» **What the exercise asks**
Every line of the entries below that carries the string "JSON" should be copied.

» **The input**
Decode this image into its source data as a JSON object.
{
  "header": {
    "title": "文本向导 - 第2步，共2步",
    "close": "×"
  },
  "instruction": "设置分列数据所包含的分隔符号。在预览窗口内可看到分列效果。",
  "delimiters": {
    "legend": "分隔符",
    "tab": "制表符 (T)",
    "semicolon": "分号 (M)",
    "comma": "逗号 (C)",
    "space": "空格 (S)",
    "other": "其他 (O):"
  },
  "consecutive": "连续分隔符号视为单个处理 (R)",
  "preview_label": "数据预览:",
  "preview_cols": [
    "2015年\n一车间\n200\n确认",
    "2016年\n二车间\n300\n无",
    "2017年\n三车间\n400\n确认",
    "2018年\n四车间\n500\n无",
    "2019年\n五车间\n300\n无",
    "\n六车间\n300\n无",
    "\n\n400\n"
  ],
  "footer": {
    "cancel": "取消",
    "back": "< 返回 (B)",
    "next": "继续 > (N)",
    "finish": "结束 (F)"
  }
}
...
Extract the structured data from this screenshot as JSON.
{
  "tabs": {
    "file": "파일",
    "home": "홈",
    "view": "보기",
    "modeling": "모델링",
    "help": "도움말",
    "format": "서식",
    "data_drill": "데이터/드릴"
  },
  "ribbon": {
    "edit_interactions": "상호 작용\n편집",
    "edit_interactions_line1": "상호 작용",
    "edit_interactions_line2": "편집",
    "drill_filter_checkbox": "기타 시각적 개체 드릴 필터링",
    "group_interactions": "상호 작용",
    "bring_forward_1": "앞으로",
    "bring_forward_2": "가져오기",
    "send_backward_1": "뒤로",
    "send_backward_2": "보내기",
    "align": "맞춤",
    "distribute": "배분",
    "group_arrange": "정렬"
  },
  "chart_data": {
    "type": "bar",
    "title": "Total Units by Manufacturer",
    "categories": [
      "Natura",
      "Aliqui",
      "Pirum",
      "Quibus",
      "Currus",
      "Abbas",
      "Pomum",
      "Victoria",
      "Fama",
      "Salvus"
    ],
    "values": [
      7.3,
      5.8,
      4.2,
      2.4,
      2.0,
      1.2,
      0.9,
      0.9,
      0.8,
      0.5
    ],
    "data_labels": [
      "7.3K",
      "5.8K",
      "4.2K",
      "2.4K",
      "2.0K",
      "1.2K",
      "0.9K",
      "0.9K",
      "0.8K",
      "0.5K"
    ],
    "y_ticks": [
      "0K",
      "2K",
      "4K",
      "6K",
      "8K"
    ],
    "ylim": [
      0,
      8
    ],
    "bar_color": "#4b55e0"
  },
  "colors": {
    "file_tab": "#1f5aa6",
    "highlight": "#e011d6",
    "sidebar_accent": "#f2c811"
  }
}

» **Result**
Decode this image into its source data as a JSON object.
Extract the structured data from this screenshot as JSON.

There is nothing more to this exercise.